Cyathea Medullaris and Rosales were nearly everyone’s predictions for the women’s World Cup final participants at the start of the tournement.
Or to give them their non scientific names, Black Ferns and Red Roses, a final that could be described as a horticulturalists dream.
But there are startling similarities between the rugby and flora aspects of both.
The Black Fern can grow quite large, block out Roses and will take advantage of any open space regardless of sun and shade.
Red Roses are extremely versatile, hardy (or even Amy Wilson Hardy) and can be placed in a variety of locations where they will flourish.
Planted in Dublin on August 9 they blossomed in the mixture of rain and warm sunshine that visited the Emerald Isle through the tournament, and were hoping to reach full bloom in Belfast on Saturday night.
The Red Roses put on a magnificent first half display showing their true colours, and put the Black Ferns well and truly in the shade.
But in an astonishing second half the Black Ferns suffocated the Red Roses, they blocked out every space and every chunk of light, and they trampled all over them causing an inevitable wilting and a 41-32 final score line.

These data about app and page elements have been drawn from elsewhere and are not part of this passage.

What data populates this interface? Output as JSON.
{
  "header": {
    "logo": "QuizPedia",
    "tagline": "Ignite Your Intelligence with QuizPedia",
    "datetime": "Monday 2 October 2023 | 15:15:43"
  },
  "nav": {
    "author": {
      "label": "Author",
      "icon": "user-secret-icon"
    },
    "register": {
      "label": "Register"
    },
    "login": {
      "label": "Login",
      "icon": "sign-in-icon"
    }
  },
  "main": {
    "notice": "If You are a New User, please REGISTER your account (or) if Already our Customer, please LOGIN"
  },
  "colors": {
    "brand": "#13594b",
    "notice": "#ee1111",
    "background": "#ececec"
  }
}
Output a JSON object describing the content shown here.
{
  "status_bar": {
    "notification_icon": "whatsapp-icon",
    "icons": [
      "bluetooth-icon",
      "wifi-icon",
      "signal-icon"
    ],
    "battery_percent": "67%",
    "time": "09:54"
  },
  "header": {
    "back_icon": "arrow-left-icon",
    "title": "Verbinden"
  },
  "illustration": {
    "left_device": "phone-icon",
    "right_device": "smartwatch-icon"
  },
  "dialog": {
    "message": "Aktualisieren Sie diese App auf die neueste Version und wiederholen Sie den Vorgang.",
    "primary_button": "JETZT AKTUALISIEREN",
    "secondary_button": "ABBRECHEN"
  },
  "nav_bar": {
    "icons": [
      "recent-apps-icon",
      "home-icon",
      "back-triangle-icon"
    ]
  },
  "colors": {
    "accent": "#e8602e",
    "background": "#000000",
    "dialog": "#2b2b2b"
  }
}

But Roses will flourish once again, so now it is important that any required pruning takes place,that they are tended, cared for and nurtured to enable them to bloom again in early February.